NAHB has joined in a lawsuit with the American Farm Bureau Federation and the United States Sugar Corporation that challenges a U.S. Army Corps of Engineers decision to begin treating certain farm fields as wetlands, affecting both the value of the property and the process for developing or building on it.
American Farm Bureau Federation et al. v. U.S. Army Corps of Engineers resembles a suit brought simultaneously by New Hope Power Company and Okeelanta Corporation. Both suits have been before Judge K. Michael Moore of the U.S. District Court of the Southern District of Florida and challenge the Corps’ recent attempts to improperly change a 17-year-old regulation that provides that land used for agriculture since at least 1985 can no longer be treated as wetlands.
In 1993, the Corps adopted a rule establishing that agricultural lands converted from wetlands prior to 1985 — or “prior converted croplands” — would be excluded from regulation under the Clean Water Act. Therefore, if a farmer decides to utilize land that has been excluded from regulation for some other use or to sell it to a residential or commercial builder, there is no need to get a new jurisdictional determination or go through the Clean Water Act permitting process.
However, in a 2009 memorandum, Corps Director of Civil Works Steven Stockton approved a new standard to regulate these agricultural lands when there is a change in their use. The regulatory uncertainty caused by this action is what prompted the lawsuits from NAHB and other industry groups.

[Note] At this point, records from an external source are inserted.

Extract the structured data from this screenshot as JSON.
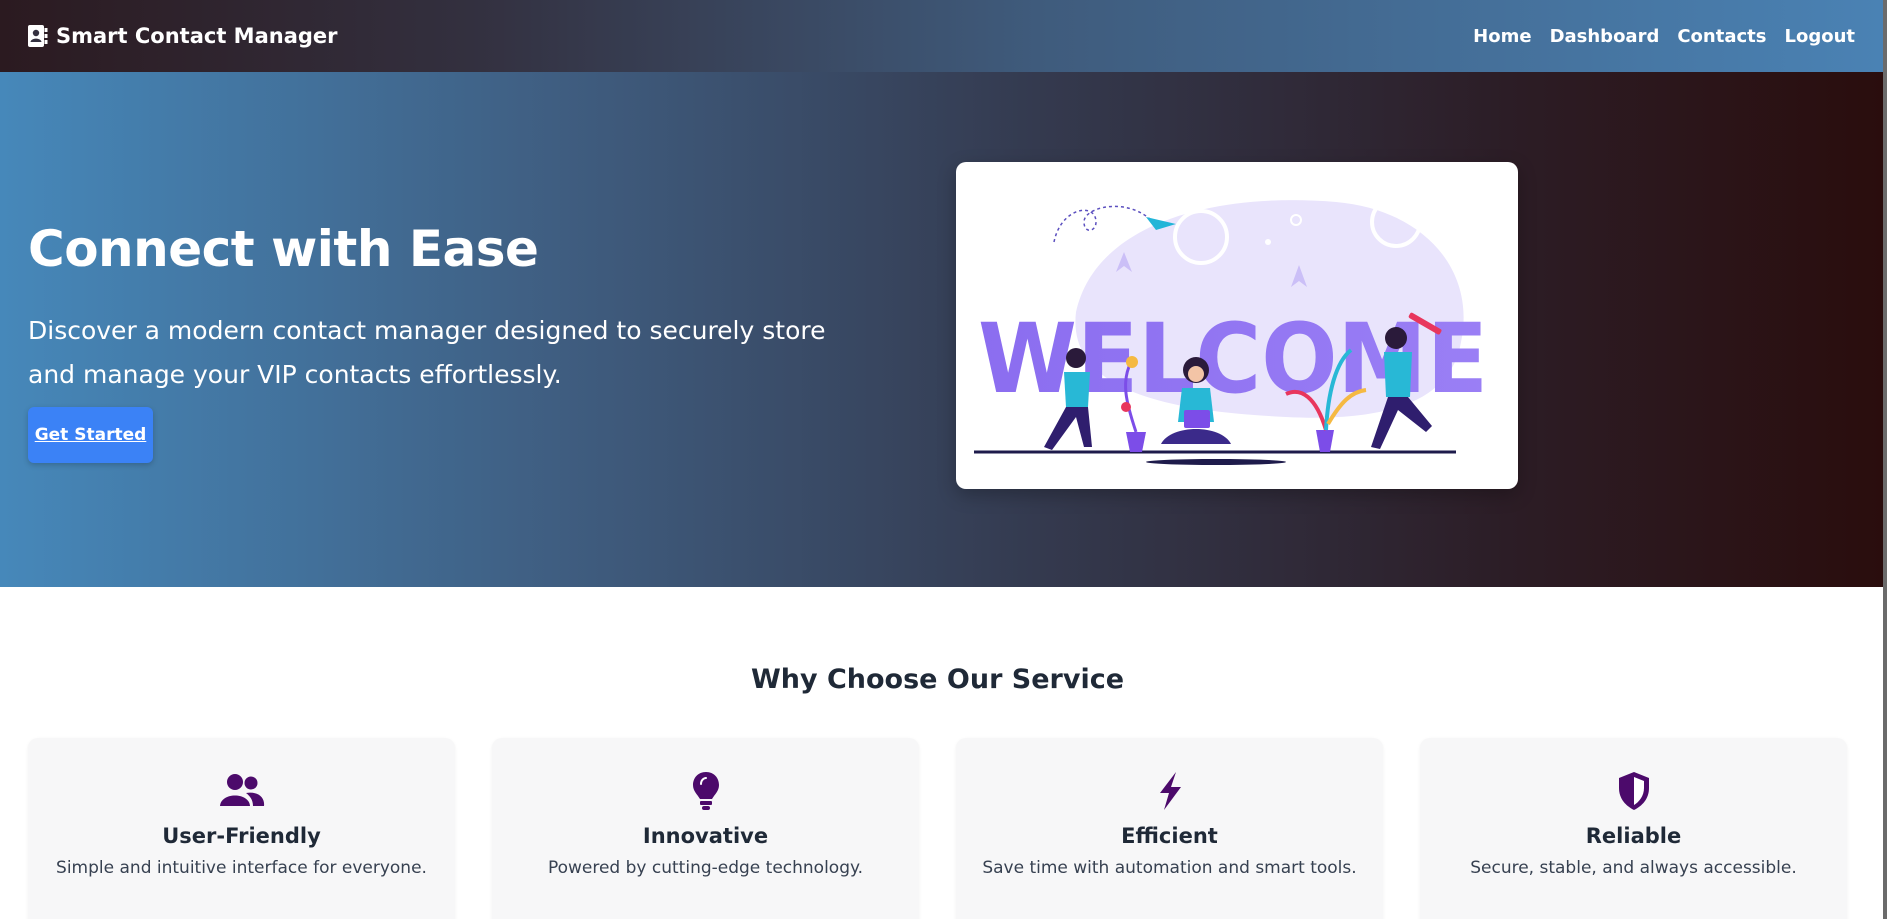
{
  "brand": {
    "name": "Smart Contact Manager",
    "icon": "contact-book-icon"
  },
  "nav": {
    "items": [
      "Home",
      "Dashboard",
      "Contacts",
      "Logout"
    ]
  },
  "hero": {
    "title": "Connect with Ease",
    "subtitle": "Discover a modern contact manager designed to securely store and manage your VIP contacts effortlessly.",
    "cta_label": "Get Started",
    "illustration_text": "WELCOME"
  },
  "features": {
    "title": "Why Choose Our Service",
    "items": [
      {
        "icon": "users-icon",
        "title": "User-Friendly",
        "description": "Simple and intuitive interface for everyone."
      },
      {
        "icon": "lightbulb-icon",
        "title": "Innovative",
        "description": "Powered by cutting-edge technology."
      },
      {
        "icon": "lightning-icon",
        "title": "Efficient",
        "description": "Save time with automation and smart tools."
      },
      {
        "icon": "shield-icon",
        "title": "Reliable",
        "description": "Secure, stable, and always accessible."
      }
    ]
  },
  "colors": {
    "accent": "#3b82f6",
    "icon": "#4c0a6b",
    "hero_gradient_start": "#4688ba",
    "hero_gradient_end": "#2a0d0d"
  }
}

In a recent positive development, this October, Judge Moore ruled in the New Hope Power case that the Corps could not change its policy without going through the usual federal process of giving public notice and offering a set time for comments from stakeholders or other interested parties. However, as yet there is no indication whether the government will appeal this ruling to the U.S. Court of Appeals for the 11th Circuit.